■ WORK ITEM: In full and word for word, print the data below.

■ DATA EXTRACT:
-----

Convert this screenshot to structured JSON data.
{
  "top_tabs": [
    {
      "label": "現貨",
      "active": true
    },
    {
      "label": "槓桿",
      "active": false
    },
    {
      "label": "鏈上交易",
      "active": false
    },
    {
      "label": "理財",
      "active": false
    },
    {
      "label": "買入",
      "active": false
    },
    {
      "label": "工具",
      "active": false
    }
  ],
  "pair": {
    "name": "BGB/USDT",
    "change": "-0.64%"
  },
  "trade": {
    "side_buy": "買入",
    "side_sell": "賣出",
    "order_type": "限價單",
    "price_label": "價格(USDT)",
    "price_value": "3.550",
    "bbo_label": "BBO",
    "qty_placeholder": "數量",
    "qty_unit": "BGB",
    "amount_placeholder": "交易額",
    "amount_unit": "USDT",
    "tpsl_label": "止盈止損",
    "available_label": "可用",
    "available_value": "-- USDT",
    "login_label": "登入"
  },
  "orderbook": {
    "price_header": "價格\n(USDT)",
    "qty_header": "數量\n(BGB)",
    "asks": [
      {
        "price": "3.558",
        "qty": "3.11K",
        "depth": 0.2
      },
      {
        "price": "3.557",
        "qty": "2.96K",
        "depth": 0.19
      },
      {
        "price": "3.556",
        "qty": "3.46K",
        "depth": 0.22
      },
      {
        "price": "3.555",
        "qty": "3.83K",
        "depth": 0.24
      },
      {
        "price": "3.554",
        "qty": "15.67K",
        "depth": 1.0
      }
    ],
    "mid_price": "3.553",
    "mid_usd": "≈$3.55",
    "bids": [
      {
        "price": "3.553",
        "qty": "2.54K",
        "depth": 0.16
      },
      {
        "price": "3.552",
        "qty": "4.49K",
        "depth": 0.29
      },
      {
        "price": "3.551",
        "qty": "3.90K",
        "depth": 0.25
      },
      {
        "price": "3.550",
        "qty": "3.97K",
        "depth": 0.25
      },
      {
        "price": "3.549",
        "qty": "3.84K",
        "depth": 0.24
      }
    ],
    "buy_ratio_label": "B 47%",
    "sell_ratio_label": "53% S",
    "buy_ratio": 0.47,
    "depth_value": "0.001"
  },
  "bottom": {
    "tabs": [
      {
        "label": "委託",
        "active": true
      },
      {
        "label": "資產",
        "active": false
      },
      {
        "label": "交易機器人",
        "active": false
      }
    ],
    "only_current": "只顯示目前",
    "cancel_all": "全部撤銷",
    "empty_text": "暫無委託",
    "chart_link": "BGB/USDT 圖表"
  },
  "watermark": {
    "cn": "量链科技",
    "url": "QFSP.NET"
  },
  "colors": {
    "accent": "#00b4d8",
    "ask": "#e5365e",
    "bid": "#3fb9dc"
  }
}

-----

■ SOLVED PROBLEM:
Convert this screenshot to structured JSON data.
{
  "top_tabs": [
    {
      "label": "現貨",
      "active": true
    },
    {
      "label": "槓桿",
      "active": false
    },
    {
      "label": "鏈上交易",
      "active": false
    },
    {
      "label": "理財",
      "active": false
    },
    {
      "label": "買入",
      "active": false
    },
    {
      "label": "工具",
      "active": false
    }
  ],
  "pair": {
    "name": "BGB/USDT",
    "change": "-0.64%"
  },
  "trade": {
    "side_buy": "買入",
    "side_sell": "賣出",
    "order_type": "限價單",
    "price_label": "價格(USDT)",
    "price_value": "3.550",
    "bbo_label": "BBO",
    "qty_placeholder": "數量",
    "qty_unit": "BGB",
    "amount_placeholder": "交易額",
    "amount_unit": "USDT",
    "tpsl_label": "止盈止損",
    "available_label": "可用",
    "available_value": "-- USDT",
    "login_label": "登入"
  },
  "orderbook": {
    "price_header": "價格\n(USDT)",
    "qty_header": "數量\n(BGB)",
    "asks": [
      {
        "price": "3.558",
        "qty": "3.11K",
        "depth": 0.2
      },
      {
        "price": "3.557",
        "qty": "2.96K",
        "depth": 0.19
      },
      {
        "price": "3.556",
        "qty": "3.46K",
        "depth": 0.22
      },
      {
        "price": "3.555",
        "qty": "3.83K",
        "depth": 0.24
      },
      {
        "price": "3.554",
        "qty": "15.67K",
        "depth": 1.0
      }
    ],
    "mid_price": "3.553",
    "mid_usd": "≈$3.55",
    "bids": [
      {
        "price": "3.553",
        "qty": "2.54K",
        "depth": 0.16
      },
      {
        "price": "3.552",
        "qty": "4.49K",
        "depth": 0.29
      },
      {
        "price": "3.551",
        "qty": "3.90K",
        "depth": 0.25
      },
      {
        "price": "3.550",
        "qty": "3.97K",
        "depth": 0.25
      },
      {
        "price": "3.549",
        "qty": "3.84K",
        "depth": 0.24
      }
    ],
    "buy_ratio_label": "B 47%",
    "sell_ratio_label": "53% S",
    "buy_ratio": 0.47,
    "depth_value": "0.001"
  },
  "bottom": {
    "tabs": [
      {
        "label": "委託",
        "active": true
      },
      {
        "label": "資產",
        "active": false
      },
      {
        "label": "交易機器人",
        "active": false
      }
    ],
    "only_current": "只顯示目前",
    "cancel_all": "全部撤銷",
    "empty_text": "暫無委託",
    "chart_link": "BGB/USDT 圖表"
  },
  "watermark": {
    "cn": "量链科技",
    "url": "QFSP.NET"
  },
  "colors": {
    "accent": "#00b4d8",
    "ask": "#e5365e",
    "bid": "#3fb9dc"
  }
}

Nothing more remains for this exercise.